Interface dataset entries -

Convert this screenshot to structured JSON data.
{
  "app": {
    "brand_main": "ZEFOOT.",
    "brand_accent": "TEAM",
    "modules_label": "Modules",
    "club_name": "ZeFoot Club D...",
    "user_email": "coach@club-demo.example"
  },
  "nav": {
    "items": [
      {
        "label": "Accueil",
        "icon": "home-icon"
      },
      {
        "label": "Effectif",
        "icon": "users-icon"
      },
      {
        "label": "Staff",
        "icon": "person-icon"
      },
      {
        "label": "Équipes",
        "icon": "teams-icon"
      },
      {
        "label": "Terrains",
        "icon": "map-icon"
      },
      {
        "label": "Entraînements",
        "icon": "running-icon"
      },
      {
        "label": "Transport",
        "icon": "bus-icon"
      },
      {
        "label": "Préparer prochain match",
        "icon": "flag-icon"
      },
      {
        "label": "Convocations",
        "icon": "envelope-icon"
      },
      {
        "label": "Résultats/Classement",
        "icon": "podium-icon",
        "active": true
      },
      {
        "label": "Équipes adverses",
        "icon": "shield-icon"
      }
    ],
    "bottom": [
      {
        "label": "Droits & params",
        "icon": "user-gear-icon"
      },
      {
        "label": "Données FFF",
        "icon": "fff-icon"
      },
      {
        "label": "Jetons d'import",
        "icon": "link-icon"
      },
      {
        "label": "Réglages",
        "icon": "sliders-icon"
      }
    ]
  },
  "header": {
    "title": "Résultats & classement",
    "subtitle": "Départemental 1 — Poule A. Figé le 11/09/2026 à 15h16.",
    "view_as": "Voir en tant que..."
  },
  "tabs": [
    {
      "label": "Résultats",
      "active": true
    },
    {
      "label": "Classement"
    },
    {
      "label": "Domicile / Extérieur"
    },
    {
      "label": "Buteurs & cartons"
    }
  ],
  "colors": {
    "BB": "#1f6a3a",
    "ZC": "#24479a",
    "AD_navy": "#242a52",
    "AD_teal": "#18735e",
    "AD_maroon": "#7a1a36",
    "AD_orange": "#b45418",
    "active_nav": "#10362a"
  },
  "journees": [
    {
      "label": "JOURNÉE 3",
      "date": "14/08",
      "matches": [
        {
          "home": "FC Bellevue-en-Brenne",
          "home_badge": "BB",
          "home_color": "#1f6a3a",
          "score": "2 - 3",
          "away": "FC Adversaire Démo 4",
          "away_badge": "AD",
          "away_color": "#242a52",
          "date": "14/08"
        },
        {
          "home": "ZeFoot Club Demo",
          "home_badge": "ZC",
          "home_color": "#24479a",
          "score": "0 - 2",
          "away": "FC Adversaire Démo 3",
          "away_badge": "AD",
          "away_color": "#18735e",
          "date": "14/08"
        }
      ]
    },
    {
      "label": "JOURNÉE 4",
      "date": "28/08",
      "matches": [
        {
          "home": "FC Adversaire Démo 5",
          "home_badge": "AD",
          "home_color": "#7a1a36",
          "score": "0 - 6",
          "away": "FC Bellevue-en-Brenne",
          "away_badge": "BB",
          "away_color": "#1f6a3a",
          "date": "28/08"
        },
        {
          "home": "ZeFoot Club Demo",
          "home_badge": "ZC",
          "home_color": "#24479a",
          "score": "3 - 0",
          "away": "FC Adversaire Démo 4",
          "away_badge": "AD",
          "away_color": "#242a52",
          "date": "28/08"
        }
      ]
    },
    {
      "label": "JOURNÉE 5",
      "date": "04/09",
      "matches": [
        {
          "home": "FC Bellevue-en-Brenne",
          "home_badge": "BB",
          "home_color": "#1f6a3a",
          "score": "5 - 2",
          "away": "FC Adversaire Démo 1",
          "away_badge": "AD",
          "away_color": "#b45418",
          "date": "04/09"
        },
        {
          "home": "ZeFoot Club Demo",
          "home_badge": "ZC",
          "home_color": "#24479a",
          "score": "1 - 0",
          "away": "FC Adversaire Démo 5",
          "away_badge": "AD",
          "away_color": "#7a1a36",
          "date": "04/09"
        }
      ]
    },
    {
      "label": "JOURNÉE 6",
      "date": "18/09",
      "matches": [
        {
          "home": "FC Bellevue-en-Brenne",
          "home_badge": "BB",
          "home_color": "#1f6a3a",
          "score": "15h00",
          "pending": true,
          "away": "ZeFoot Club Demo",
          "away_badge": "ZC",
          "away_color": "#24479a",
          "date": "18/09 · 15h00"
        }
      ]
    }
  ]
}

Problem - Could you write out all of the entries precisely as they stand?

Response to this task -
Convert this screenshot to structured JSON data.
{
  "app": {
    "brand_main": "ZEFOOT.",
    "brand_accent": "TEAM",
    "modules_label": "Modules",
    "club_name": "ZeFoot Club D...",
    "user_email": "coach@club-demo.example"
  },
  "nav": {
    "items": [
      {
        "label": "Accueil",
        "icon": "home-icon"
      },
      {
        "label": "Effectif",
        "icon": "users-icon"
      },
      {
        "label": "Staff",
        "icon": "person-icon"
      },
      {
        "label": "Équipes",
        "icon": "teams-icon"
      },
      {
        "label": "Terrains",
        "icon": "map-icon"
      },
      {
        "label": "Entraînements",
        "icon": "running-icon"
      },
      {
        "label": "Transport",
        "icon": "bus-icon"
      },
      {
        "label": "Préparer prochain match",
        "icon": "flag-icon"
      },
      {
        "label": "Convocations",
        "icon": "envelope-icon"
      },
      {
        "label": "Résultats/Classement",
        "icon": "podium-icon",
        "active": true
      },
      {
        "label": "Équipes adverses",
        "icon": "shield-icon"
      }
    ],
    "bottom": [
      {
        "label": "Droits & params",
        "icon": "user-gear-icon"
      },
      {
        "label": "Données FFF",
        "icon": "fff-icon"
      },
      {
        "label": "Jetons d'import",
        "icon": "link-icon"
      },
      {
        "label": "Réglages",
        "icon": "sliders-icon"
      }
    ]
  },
  "header": {
    "title": "Résultats & classement",
    "subtitle": "Départemental 1 — Poule A. Figé le 11/09/2026 à 15h16.",
    "view_as": "Voir en tant que..."
  },
  "tabs": [
    {
      "label": "Résultats",
      "active": true
    },
    {
      "label": "Classement"
    },
    {
      "label": "Domicile / Extérieur"
    },
    {
      "label": "Buteurs & cartons"
    }
  ],
  "colors": {
    "BB": "#1f6a3a",
    "ZC": "#24479a",
    "AD_navy": "#242a52",
    "AD_teal": "#18735e",
    "AD_maroon": "#7a1a36",
    "AD_orange": "#b45418",
    "active_nav": "#10362a"
  },
  "journees": [
    {
      "label": "JOURNÉE 3",
      "date": "14/08",
      "matches": [
        {
          "home": "FC Bellevue-en-Brenne",
          "home_badge": "BB",
          "home_color": "#1f6a3a",
          "score": "2 - 3",
          "away": "FC Adversaire Démo 4",
          "away_badge": "AD",
          "away_color": "#242a52",
          "date": "14/08"
        },
        {
          "home": "ZeFoot Club Demo",
          "home_badge": "ZC",
          "home_color": "#24479a",
          "score": "0 - 2",
          "away": "FC Adversaire Démo 3",
          "away_badge": "AD",
          "away_color": "#18735e",
          "date": "14/08"
        }
      ]
    },
    {
      "label": "JOURNÉE 4",
      "date": "28/08",
      "matches": [
        {
          "home": "FC Adversaire Démo 5",
          "home_badge": "AD",
          "home_color": "#7a1a36",
          "score": "0 - 6",
          "away": "FC Bellevue-en-Brenne",
          "away_badge": "BB",
          "away_color": "#1f6a3a",
          "date": "28/08"
        },
        {
          "home": "ZeFoot Club Demo",
          "home_badge": "ZC",
          "home_color": "#24479a",
          "score": "3 - 0",
          "away": "FC Adversaire Démo 4",
          "away_badge": "AD",
          "away_color": "#242a52",
          "date": "28/08"
        }
      ]
    },
    {
      "label": "JOURNÉE 5",
      "date": "04/09",
      "matches": [
        {
          "home": "FC Bellevue-en-Brenne",
          "home_badge": "BB",
          "home_color": "#1f6a3a",
          "score": "5 - 2",
          "away": "FC Adversaire Démo 1",
          "away_badge": "AD",
          "away_color": "#b45418",
          "date": "04/09"
        },
        {
          "home": "ZeFoot Club Demo",
          "home_badge": "ZC",
          "home_color": "#24479a",
          "score": "1 - 0",
          "away": "FC Adversaire Démo 5",
          "away_badge": "AD",
          "away_color": "#7a1a36",
          "date": "04/09"
        }
      ]
    },
    {
      "label": "JOURNÉE 6",
      "date": "18/09",
      "matches": [
        {
          "home": "FC Bellevue-en-Brenne",
          "home_badge": "BB",
          "home_color": "#1f6a3a",
          "score": "15h00",
          "pending": true,
          "away": "ZeFoot Club Demo",
          "away_badge": "ZC",
          "away_color": "#24479a",
          "date": "18/09 · 15h00"
        }
      ]
    }
  ]
}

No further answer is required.